──────── Data supplied
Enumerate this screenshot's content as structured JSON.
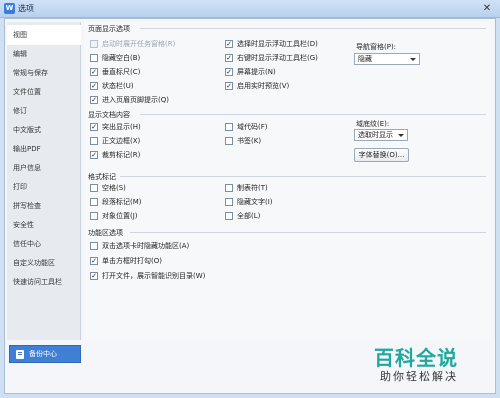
{
  "window": {
    "title": "选项",
    "app_icon_glyph": "W",
    "close_glyph": "✕"
  },
  "sidebar": {
    "items": [
      {
        "label": "视图",
        "active": true
      },
      {
        "label": "编辑"
      },
      {
        "label": "常规与保存"
      },
      {
        "label": "文件位置"
      },
      {
        "label": "修订"
      },
      {
        "label": "中文版式"
      },
      {
        "label": "输出PDF"
      },
      {
        "label": "用户信息"
      },
      {
        "label": "打印"
      },
      {
        "label": "拼写检查"
      },
      {
        "label": "安全性"
      },
      {
        "label": "信任中心"
      },
      {
        "label": "自定义功能区"
      },
      {
        "label": "快速访问工具栏"
      }
    ],
    "backup_button": "备份中心"
  },
  "page_display": {
    "title": "页面显示选项",
    "col1": [
      {
        "label": "启动时展开任务窗格(R)",
        "checked": false,
        "disabled": true
      },
      {
        "label": "隐藏空白(B)",
        "checked": false
      },
      {
        "label": "垂直标尺(C)",
        "checked": true
      },
      {
        "label": "状态栏(U)",
        "checked": true
      },
      {
        "label": "进入页眉页脚提示(Q)",
        "checked": true
      }
    ],
    "col2": [
      {
        "label": "选择时显示浮动工具栏(D)",
        "checked": true
      },
      {
        "label": "右键时显示浮动工具栏(G)",
        "checked": true
      },
      {
        "label": "屏幕提示(N)",
        "checked": true
      },
      {
        "label": "启用实时预览(V)",
        "checked": true
      }
    ],
    "nav_pane_label": "导航窗格(P):",
    "nav_pane_value": "隐藏"
  },
  "doc_content": {
    "title": "显示文档内容",
    "col1": [
      {
        "label": "突出显示(H)",
        "checked": true
      },
      {
        "label": "正文边框(X)",
        "checked": false
      },
      {
        "label": "裁剪标记(R)",
        "checked": true
      }
    ],
    "col2": [
      {
        "label": "域代码(F)",
        "checked": false
      },
      {
        "label": "书签(K)",
        "checked": false
      }
    ],
    "field_shading_label": "域底纹(E):",
    "field_shading_value": "选取时显示",
    "font_sub_button": "字体替换(O)..."
  },
  "format_marks": {
    "title": "格式标记",
    "col1": [
      {
        "label": "空格(S)",
        "checked": false
      },
      {
        "label": "段落标记(M)",
        "checked": false
      },
      {
        "label": "对象位置(J)",
        "checked": false
      }
    ],
    "col2": [
      {
        "label": "制表符(T)",
        "checked": false
      },
      {
        "label": "隐藏文字(I)",
        "checked": false
      },
      {
        "label": "全部(L)",
        "checked": false
      }
    ]
  },
  "ribbon": {
    "title": "功能区选项",
    "items": [
      {
        "label": "双击选项卡时隐藏功能区(A)",
        "checked": false
      },
      {
        "label": "单击方框时打勾(O)",
        "checked": true
      },
      {
        "label": "打开文件，展示智能识别目录(W)",
        "checked": true
      }
    ]
  },
  "watermark": {
    "main": "百科全说",
    "sub": "助你轻松解决"
  },
  "check_glyph": "✓"
}
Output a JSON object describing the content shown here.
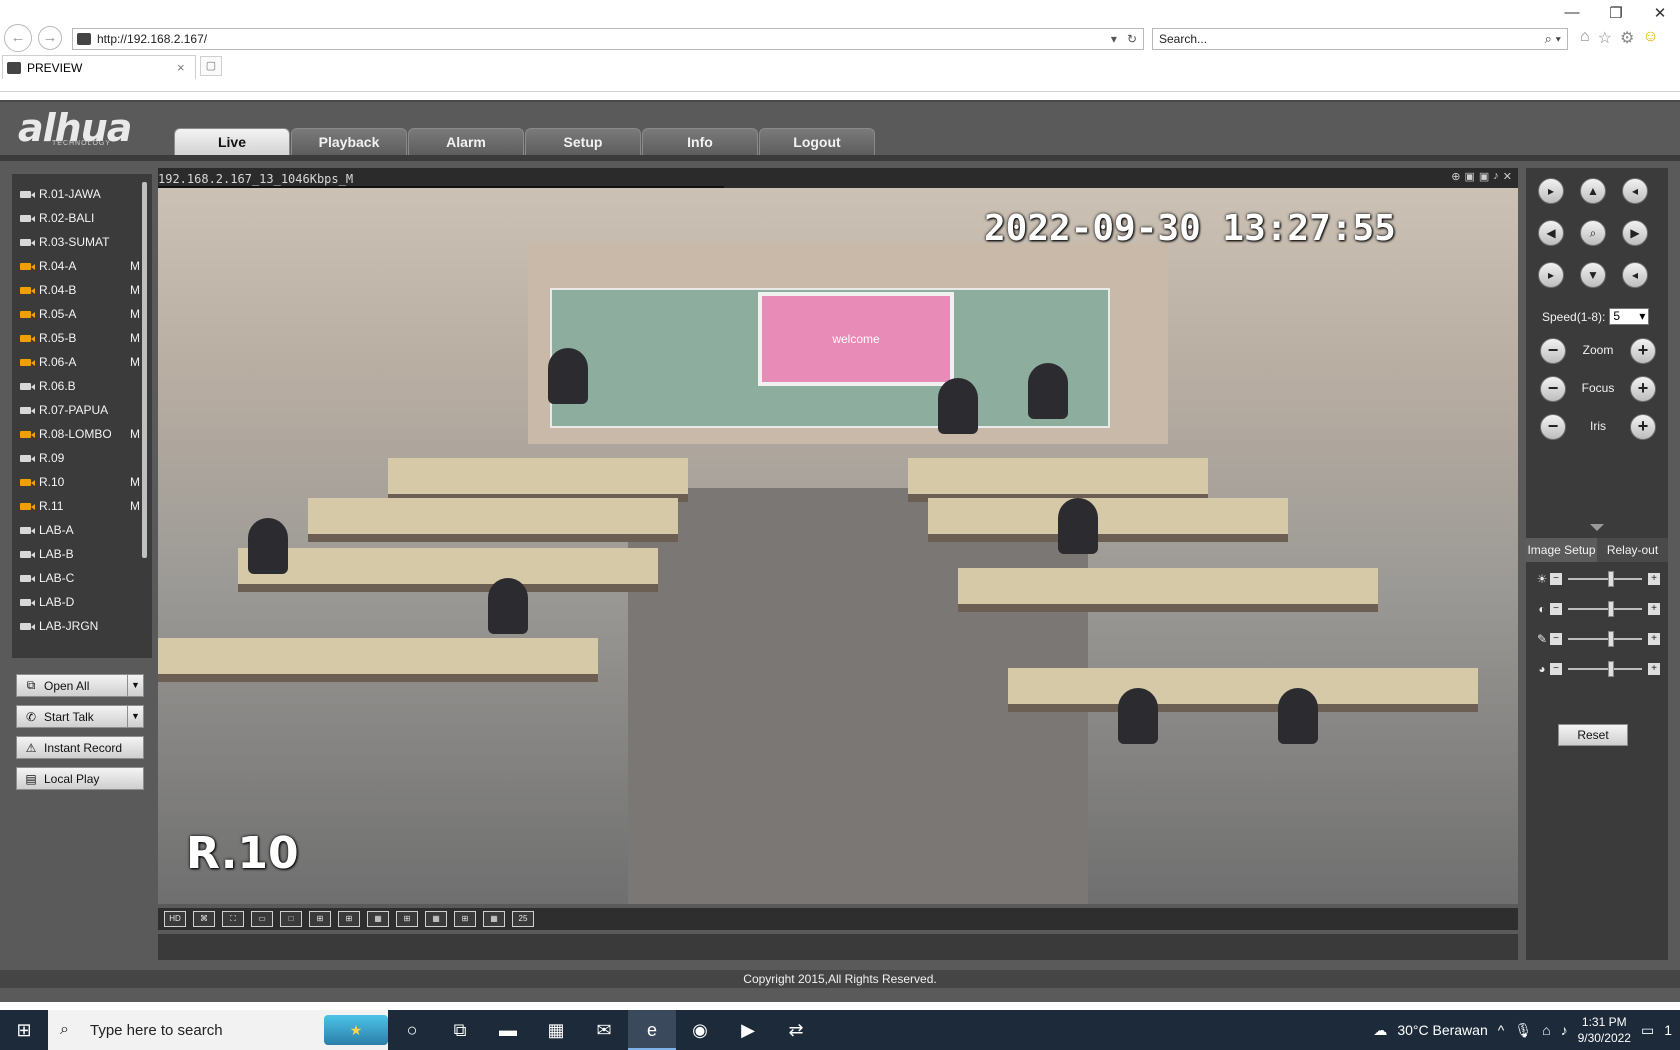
{
  "browser": {
    "url": "http://192.168.2.167/",
    "search_placeholder": "Search...",
    "tab_title": "PREVIEW",
    "tab_close": "×"
  },
  "app": {
    "logo": "alhua",
    "logo_sub": "TECHNOLOGY",
    "nav": [
      "Live",
      "Playback",
      "Alarm",
      "Setup",
      "Info",
      "Logout"
    ],
    "active_nav": "Live",
    "channels": [
      {
        "label": "R.01-JAWA",
        "active": false,
        "flag": ""
      },
      {
        "label": "R.02-BALI",
        "active": false,
        "flag": ""
      },
      {
        "label": "R.03-SUMAT",
        "active": false,
        "flag": ""
      },
      {
        "label": "R.04-A",
        "active": true,
        "flag": "M"
      },
      {
        "label": "R.04-B",
        "active": true,
        "flag": "M"
      },
      {
        "label": "R.05-A",
        "active": true,
        "flag": "M"
      },
      {
        "label": "R.05-B",
        "active": true,
        "flag": "M"
      },
      {
        "label": "R.06-A",
        "active": true,
        "flag": "M"
      },
      {
        "label": "R.06.B",
        "active": false,
        "flag": ""
      },
      {
        "label": "R.07-PAPUA",
        "active": false,
        "flag": ""
      },
      {
        "label": "R.08-LOMBO",
        "active": true,
        "flag": "M"
      },
      {
        "label": "R.09",
        "active": false,
        "flag": ""
      },
      {
        "label": "R.10",
        "active": true,
        "flag": "M"
      },
      {
        "label": "R.11",
        "active": true,
        "flag": "M"
      },
      {
        "label": "LAB-A",
        "active": false,
        "flag": ""
      },
      {
        "label": "LAB-B",
        "active": false,
        "flag": ""
      },
      {
        "label": "LAB-C",
        "active": false,
        "flag": ""
      },
      {
        "label": "LAB-D",
        "active": false,
        "flag": ""
      },
      {
        "label": "LAB-JRGN",
        "active": false,
        "flag": ""
      }
    ],
    "side_buttons": {
      "open_all": "Open All",
      "start_talk": "Start Talk",
      "instant_record": "Instant Record",
      "local_play": "Local Play"
    },
    "video": {
      "stream_title": "192.168.2.167_13_1046Kbps_M",
      "timestamp": "2022-09-30 13:27:55",
      "camera_name": "R.10",
      "screen_text": "welcome"
    },
    "layout_buttons": [
      "HD",
      "⌘",
      "⛶",
      "▭",
      "□",
      "⊞",
      "⊞",
      "▦",
      "⊞",
      "▦",
      "⊞",
      "▦",
      "25"
    ],
    "ptz": {
      "speed_label": "Speed(1-8):",
      "speed_value": "5",
      "zoom_label": "Zoom",
      "focus_label": "Focus",
      "iris_label": "Iris",
      "tab_image_setup": "Image Setup",
      "tab_relay_out": "Relay-out",
      "reset_label": "Reset"
    },
    "footer": "Copyright 2015,All Rights Reserved."
  },
  "taskbar": {
    "search_placeholder": "Type here to search",
    "weather": "30°C  Berawan",
    "time": "1:31 PM",
    "date": "9/30/2022",
    "notifications": "1"
  }
}
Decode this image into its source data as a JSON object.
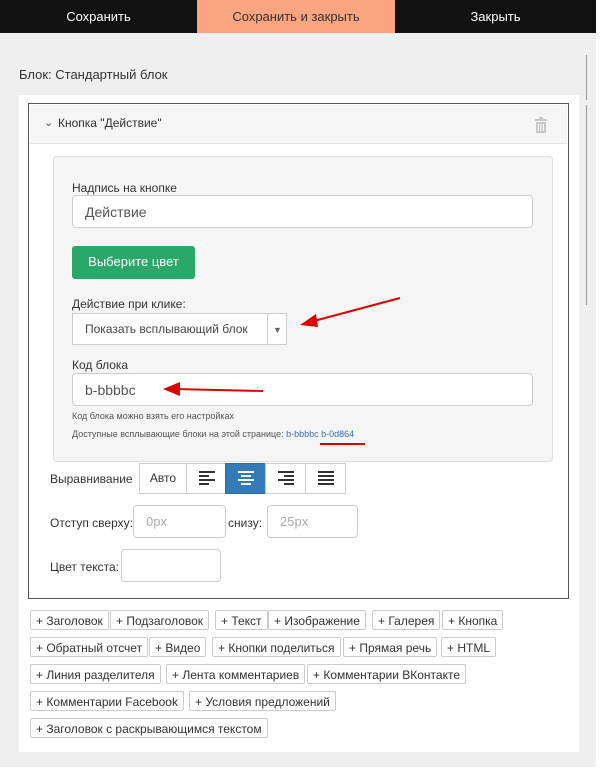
{
  "topbar": {
    "save": "Сохранить",
    "save_close": "Сохранить и закрыть",
    "close": "Закрыть"
  },
  "block_title": "Блок: Стандартный блок",
  "widget": {
    "title": "Кнопка \"Действие\"",
    "button_text_label": "Надпись на кнопке",
    "button_text_value": "Действие",
    "color_button": "Выберите цвет",
    "click_action_label": "Действие при клике:",
    "click_action_value": "Показать всплывающий блок",
    "block_code_label": "Код блока",
    "block_code_value": "b-bbbbc",
    "hint_1": "Код блока можно взять его настройках",
    "hint_2": "Доступные всплывающие блоки на этой странице:",
    "popup_codes": [
      "b-bbbbc",
      "b-0d864"
    ]
  },
  "alignment": {
    "label": "Выравнивание",
    "auto": "Авто",
    "options": [
      "left",
      "center",
      "right",
      "justify"
    ],
    "active": "center"
  },
  "margins": {
    "top_label": "Отступ сверху:",
    "top_placeholder": "0px",
    "bottom_label": "снизу:",
    "bottom_placeholder": "25px"
  },
  "text_color_label": "Цвет текста:",
  "add_buttons": [
    "+ Заголовок",
    "+ Подзаголовок",
    "+ Текст",
    "+ Изображение",
    "+ Галерея",
    "+ Кнопка",
    "+ Обратный отсчет",
    "+ Видео",
    "+ Кнопки поделиться",
    "+ Прямая речь",
    "+ HTML",
    "+ Линия разделителя",
    "+ Лента комментариев",
    "+ Комментарии ВКонтакте",
    "+ Комментарии Facebook",
    "+ Условия предложений",
    "+ Заголовок с раскрывающимся текстом"
  ],
  "colors": {
    "accent": "#fba580",
    "green": "#2aa869",
    "active_blue": "#337ab7",
    "annotation_red": "#dd0000"
  }
}
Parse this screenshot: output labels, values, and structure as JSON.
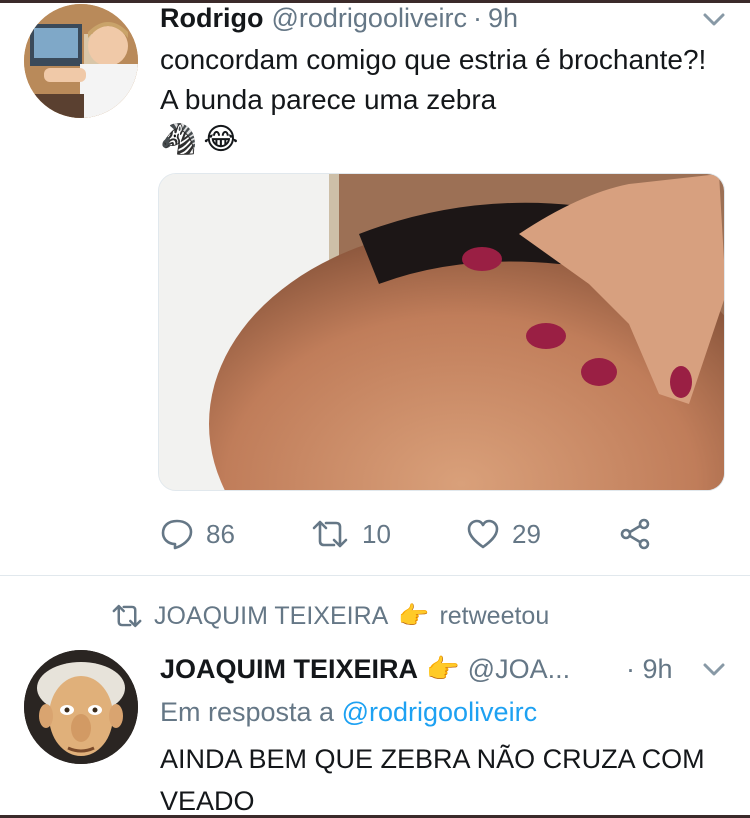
{
  "tweet1": {
    "name": "Rodrigo",
    "handle": "@rodrigooliveirc",
    "dot": "·",
    "time": "9h",
    "text": "concordam comigo que estria é brochante?! A bunda parece uma zebra",
    "emojis": [
      "🦓",
      "😂"
    ],
    "actions": {
      "replies": "86",
      "retweets": "10",
      "likes": "29"
    }
  },
  "retweet_banner": {
    "name": "JOAQUIM TEIXEIRA",
    "emoji": "👉",
    "label": "retweetou"
  },
  "tweet2": {
    "name": "JOAQUIM TEIXEIRA",
    "emoji": "👉",
    "handle": "@JOA...",
    "time": "· 9h",
    "reply_prefix": "Em resposta a",
    "reply_handle": "@rodrigooliveirc",
    "text": "AINDA BEM QUE ZEBRA NÃO CRUZA COM VEADO"
  },
  "colors": {
    "text": "#14171a",
    "secondary": "#657786",
    "link": "#1da1f2",
    "border": "#e1e8ed"
  },
  "icons": [
    "chevron-down-icon",
    "reply-icon",
    "retweet-icon",
    "like-icon",
    "share-icon"
  ]
}
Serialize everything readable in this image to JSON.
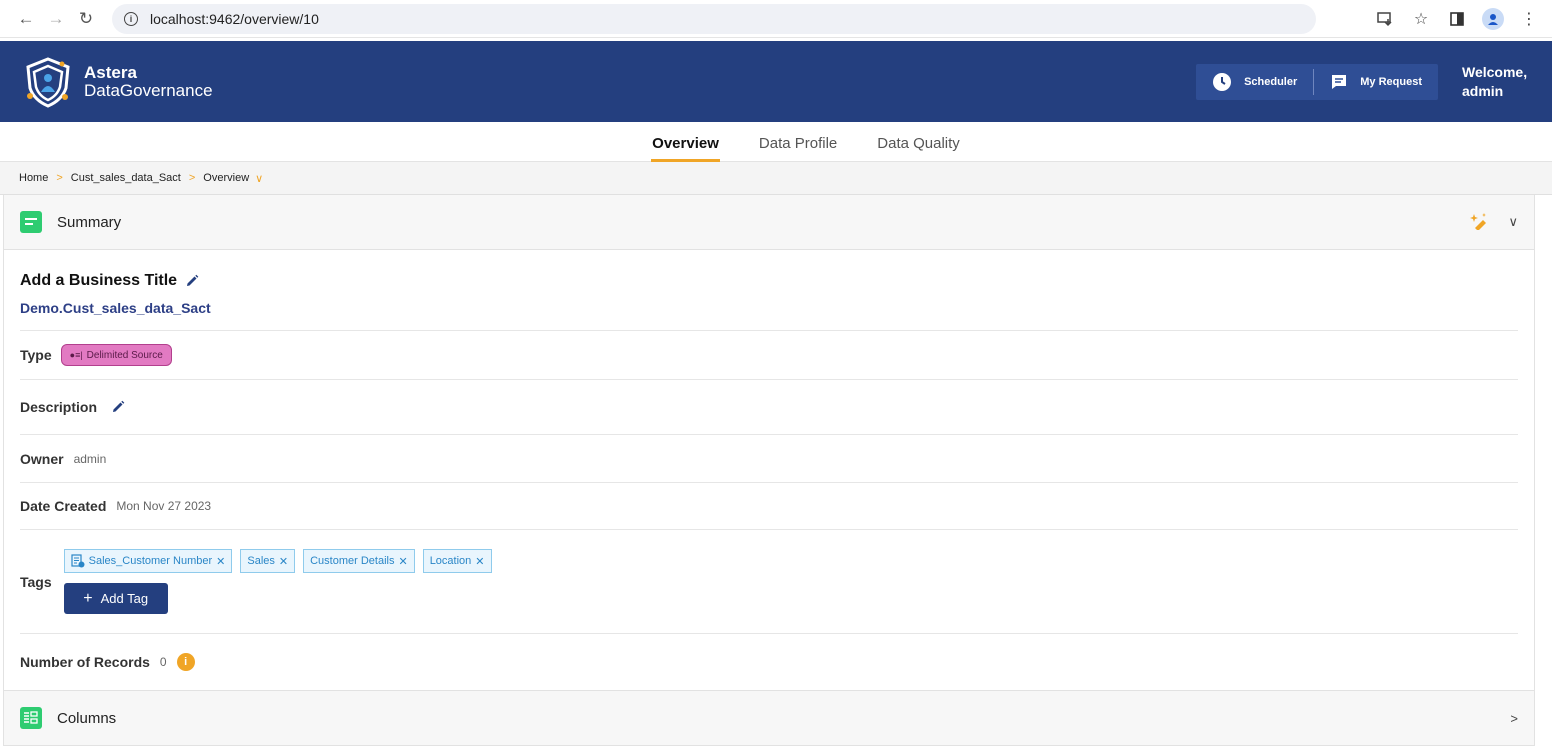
{
  "browser": {
    "url": "localhost:9462/overview/10"
  },
  "header": {
    "logo_line1": "Astera",
    "logo_line2": "DataGovernance",
    "scheduler_label": "Scheduler",
    "my_request_label": "My Request",
    "welcome_line1": "Welcome,",
    "welcome_line2": "admin"
  },
  "tabs": [
    {
      "label": "Overview",
      "active": true
    },
    {
      "label": "Data Profile",
      "active": false
    },
    {
      "label": "Data Quality",
      "active": false
    }
  ],
  "breadcrumb": [
    "Home",
    "Cust_sales_data_Sact",
    "Overview"
  ],
  "summary": {
    "title": "Summary",
    "business_title": "Add a Business Title",
    "qualified_name": "Demo.Cust_sales_data_Sact",
    "type_label": "Type",
    "type_value": "Delimited Source",
    "description_label": "Description",
    "owner_label": "Owner",
    "owner_value": "admin",
    "date_label": "Date Created",
    "date_value": "Mon Nov 27 2023",
    "tags_label": "Tags",
    "tags": [
      "Sales_Customer Number",
      "Sales",
      "Customer Details",
      "Location"
    ],
    "add_tag_label": "Add Tag",
    "records_label": "Number of Records",
    "records_value": "0"
  },
  "columns": {
    "title": "Columns"
  },
  "colors": {
    "header_bg": "#243f7f",
    "accent": "#f0a526",
    "summary_icon": "#2ecc71",
    "type_badge": "#e27ac2",
    "tag_bg": "#e9f5fd"
  }
}
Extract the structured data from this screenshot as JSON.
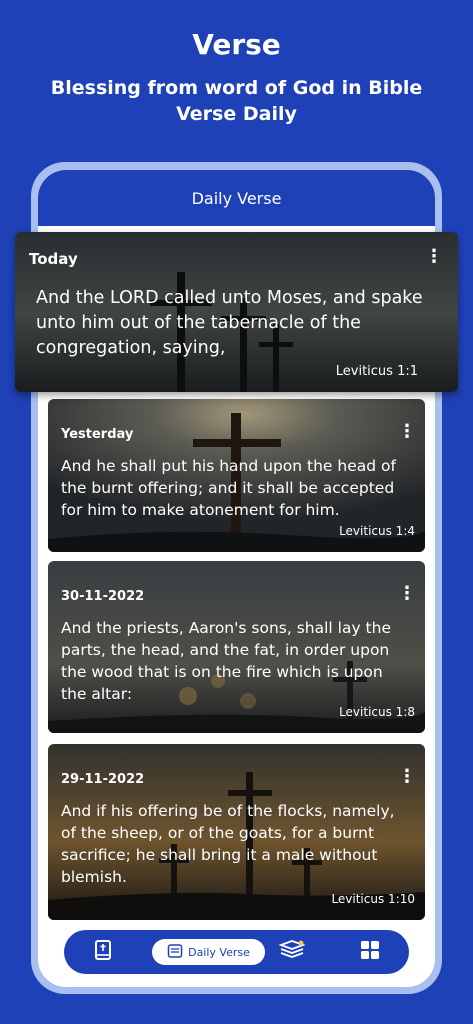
{
  "promo": {
    "title": "Verse",
    "subtitle": "Blessing from word of God in Bible Verse Daily"
  },
  "app": {
    "header_title": "Daily Verse"
  },
  "verses": [
    {
      "date": "Today",
      "text": "And the LORD called unto Moses, and spake unto him out of the tabernacle of the congregation, saying,",
      "reference": "Leviticus 1:1"
    },
    {
      "date": "Yesterday",
      "text": "And he shall put his hand upon the head of the burnt offering; and it shall be accepted for him to make atonement for him.",
      "reference": "Leviticus 1:4"
    },
    {
      "date": "30-11-2022",
      "text": "And the priests, Aaron's sons, shall lay the parts, the head, and the fat, in order upon the wood that is on the fire which is upon the altar:",
      "reference": "Leviticus 1:8"
    },
    {
      "date": "29-11-2022",
      "text": "And if his offering be of the flocks, namely, of the sheep, or of the goats, for a burnt sacrifice; he shall bring it a male without blemish.",
      "reference": "Leviticus 1:10"
    }
  ],
  "bottom_nav": {
    "items": [
      {
        "icon": "bible-book-icon"
      },
      {
        "icon": "daily-verse-icon",
        "label": "Daily Verse",
        "active": true
      },
      {
        "icon": "books-stack-icon"
      },
      {
        "icon": "grid-apps-icon"
      }
    ]
  },
  "colors": {
    "brand_blue": "#1f41b7",
    "frame_light_blue": "#a9bff0",
    "white": "#ffffff"
  }
}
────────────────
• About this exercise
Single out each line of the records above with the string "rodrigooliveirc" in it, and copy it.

• Answer box
    "handle": "@rodrigooliveirc",
    "reply_handle": "@rodrigooliveirc",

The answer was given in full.